curse of having every new console sell less than the one before it, and early returns from the Japanese gaming giant’s latest release, the Switch, suggest it could happen again.
With strong early sales for the Switch, investors like what they see so far, with Nintendo’s stock rising almost 15% since the console launched on March 3. But that kind of bounce actually might seem tame for Nintendo after the past year, which included a dramatic 112% rise after the July release of the PokemonGo mobile app and the 29% bounce after Super Mario Run was released for Apple Inc.’s
iOS. Both of those gains were short-lived, though.
Sales: Here’s what the Switch has to live up to
Since the Wii’s successful 2006 release, Nintendo has continued to try to innovate with interactive hardware elements, such as wireless motion and touch controls, rather than attempt to compete with Sony Corp.
and Microsoft Corp.
on processing power and high-end graphics.
While that worked well with the Wii, it wasn’t such a success with Nintendo’s follow-up, the WiiU. That system ended up being Nintendo’s worst-selling home console to date as a puny lineup of original games and inability to attract desirable third-party releases kept hard-core gamers away.
With the Switch, Nintendo has once again ignored the arms race of computing power and is focusing on an innovative form factor that combines a home-gaming console and mobile device.
Specs: How Switch stacks up against other consoles
The 6.2-inch LCD tablet with detachable controllers can be used on the go, but it can also be inserted into a docking station for use on a television. Initial reviews are mostly positive, though some complain about battery life, storage capacity and lukewarm performance compared with devices built solely for home or mobile gaming.
Nintendo has also bucked console convention by making the Switch a gaming-only gadget. Like the Wii and the WiiU, people can’t use the Switch as an all-in-one home entertainment unit to watch movies and television shows, unlike the Sony and Microsoft consoles that offer Blu-ray disc players and the ability to watch online content from services like Netflix
Games: Where the Switch may best its competitors
But Nintendo does have a few aces up its sleeve, most notably its catalog of original games.
While PS4 and Xbox One fans mostly have access to the same game titles on either machine, if you want to play a Mario or Zelda game on your TV, you need Nintendo hardware. “The Legend of Zelda: Breath of the Wind,” for instance, was launched along with the Switch to universal acclaim.
However, given the new Zelda game is also available on the older WiiU console, with nearly identical graphics, some are left wondering if fans will want to run out and plunk down $299 for the Switch.
Since its release on March 3, the Switch has been hard to find.
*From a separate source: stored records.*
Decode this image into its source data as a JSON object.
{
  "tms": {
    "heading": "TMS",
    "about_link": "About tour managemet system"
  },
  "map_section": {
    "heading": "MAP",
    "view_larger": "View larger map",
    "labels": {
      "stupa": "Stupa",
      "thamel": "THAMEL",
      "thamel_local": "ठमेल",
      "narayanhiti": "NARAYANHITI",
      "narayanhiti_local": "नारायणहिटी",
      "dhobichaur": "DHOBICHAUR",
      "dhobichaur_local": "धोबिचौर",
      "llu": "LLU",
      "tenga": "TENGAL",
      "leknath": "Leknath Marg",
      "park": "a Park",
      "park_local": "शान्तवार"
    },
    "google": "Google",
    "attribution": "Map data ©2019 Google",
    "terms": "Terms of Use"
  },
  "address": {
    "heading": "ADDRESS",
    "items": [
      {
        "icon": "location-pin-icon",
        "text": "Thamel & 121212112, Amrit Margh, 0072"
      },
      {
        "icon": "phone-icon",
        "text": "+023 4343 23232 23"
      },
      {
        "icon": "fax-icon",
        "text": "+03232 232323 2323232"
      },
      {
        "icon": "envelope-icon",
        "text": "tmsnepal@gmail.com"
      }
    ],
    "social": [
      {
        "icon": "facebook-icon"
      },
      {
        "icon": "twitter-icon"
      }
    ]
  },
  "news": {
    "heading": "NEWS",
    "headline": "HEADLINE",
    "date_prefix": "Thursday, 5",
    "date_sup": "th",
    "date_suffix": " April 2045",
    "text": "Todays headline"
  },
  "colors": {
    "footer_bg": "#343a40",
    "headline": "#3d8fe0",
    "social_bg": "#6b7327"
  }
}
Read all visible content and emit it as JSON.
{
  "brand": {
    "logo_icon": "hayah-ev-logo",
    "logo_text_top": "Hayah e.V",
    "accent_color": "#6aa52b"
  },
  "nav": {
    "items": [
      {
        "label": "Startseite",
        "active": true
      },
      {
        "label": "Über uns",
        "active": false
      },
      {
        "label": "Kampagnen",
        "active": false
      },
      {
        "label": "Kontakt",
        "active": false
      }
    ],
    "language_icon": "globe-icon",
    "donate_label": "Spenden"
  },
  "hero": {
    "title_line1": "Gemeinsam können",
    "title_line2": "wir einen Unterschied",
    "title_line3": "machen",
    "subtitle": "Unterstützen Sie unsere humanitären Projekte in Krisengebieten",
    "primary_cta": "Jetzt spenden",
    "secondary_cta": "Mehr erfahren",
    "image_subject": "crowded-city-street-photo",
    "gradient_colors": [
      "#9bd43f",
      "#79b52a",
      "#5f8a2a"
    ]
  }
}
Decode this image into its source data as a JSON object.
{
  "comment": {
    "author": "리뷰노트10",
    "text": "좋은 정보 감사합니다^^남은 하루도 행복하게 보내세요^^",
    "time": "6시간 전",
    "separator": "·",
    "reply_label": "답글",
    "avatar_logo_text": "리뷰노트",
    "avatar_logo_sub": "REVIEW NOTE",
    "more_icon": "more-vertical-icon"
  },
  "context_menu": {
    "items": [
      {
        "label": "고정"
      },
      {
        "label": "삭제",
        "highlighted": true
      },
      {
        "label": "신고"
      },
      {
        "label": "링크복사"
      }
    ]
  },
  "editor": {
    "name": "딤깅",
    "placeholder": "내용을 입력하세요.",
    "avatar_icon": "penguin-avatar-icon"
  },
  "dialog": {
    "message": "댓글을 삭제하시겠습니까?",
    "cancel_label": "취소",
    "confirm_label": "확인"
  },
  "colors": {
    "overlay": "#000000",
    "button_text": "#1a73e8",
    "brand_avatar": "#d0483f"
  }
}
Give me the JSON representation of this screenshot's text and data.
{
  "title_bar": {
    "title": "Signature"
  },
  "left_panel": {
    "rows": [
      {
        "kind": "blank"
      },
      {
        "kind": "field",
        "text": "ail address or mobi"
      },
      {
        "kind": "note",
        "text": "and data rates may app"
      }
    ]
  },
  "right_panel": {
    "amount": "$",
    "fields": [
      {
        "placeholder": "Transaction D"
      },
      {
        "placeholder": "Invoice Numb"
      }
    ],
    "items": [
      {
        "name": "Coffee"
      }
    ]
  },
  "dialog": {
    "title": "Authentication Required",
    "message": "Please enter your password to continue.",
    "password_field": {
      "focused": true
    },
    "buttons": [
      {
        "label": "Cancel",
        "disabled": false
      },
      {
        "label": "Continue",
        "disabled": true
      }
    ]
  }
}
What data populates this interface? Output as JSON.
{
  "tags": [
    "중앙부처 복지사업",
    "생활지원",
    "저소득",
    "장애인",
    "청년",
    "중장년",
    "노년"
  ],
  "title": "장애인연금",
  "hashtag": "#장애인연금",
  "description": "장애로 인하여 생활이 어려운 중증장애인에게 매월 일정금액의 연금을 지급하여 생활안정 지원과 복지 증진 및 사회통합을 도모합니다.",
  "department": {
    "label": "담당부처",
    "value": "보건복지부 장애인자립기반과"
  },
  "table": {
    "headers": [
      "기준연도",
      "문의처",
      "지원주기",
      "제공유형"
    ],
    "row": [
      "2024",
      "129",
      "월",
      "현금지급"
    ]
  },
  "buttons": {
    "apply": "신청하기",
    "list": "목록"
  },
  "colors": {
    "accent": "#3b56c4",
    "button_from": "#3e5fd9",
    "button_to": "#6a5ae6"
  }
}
A senior director from GameStop has called the early sales “phenomenal” and says it could eclipse the Wii in sales. But the WiiU debuted to solid sales numbers, as well (3 million units in the first quarter) before quickly falling out of favor.
Nintendo fans, while not as rabid as, say, Apple devotees, are always good for a system launch. The Switch will have to maintain that excitement like the Wii did a decade ago to make it a true hit.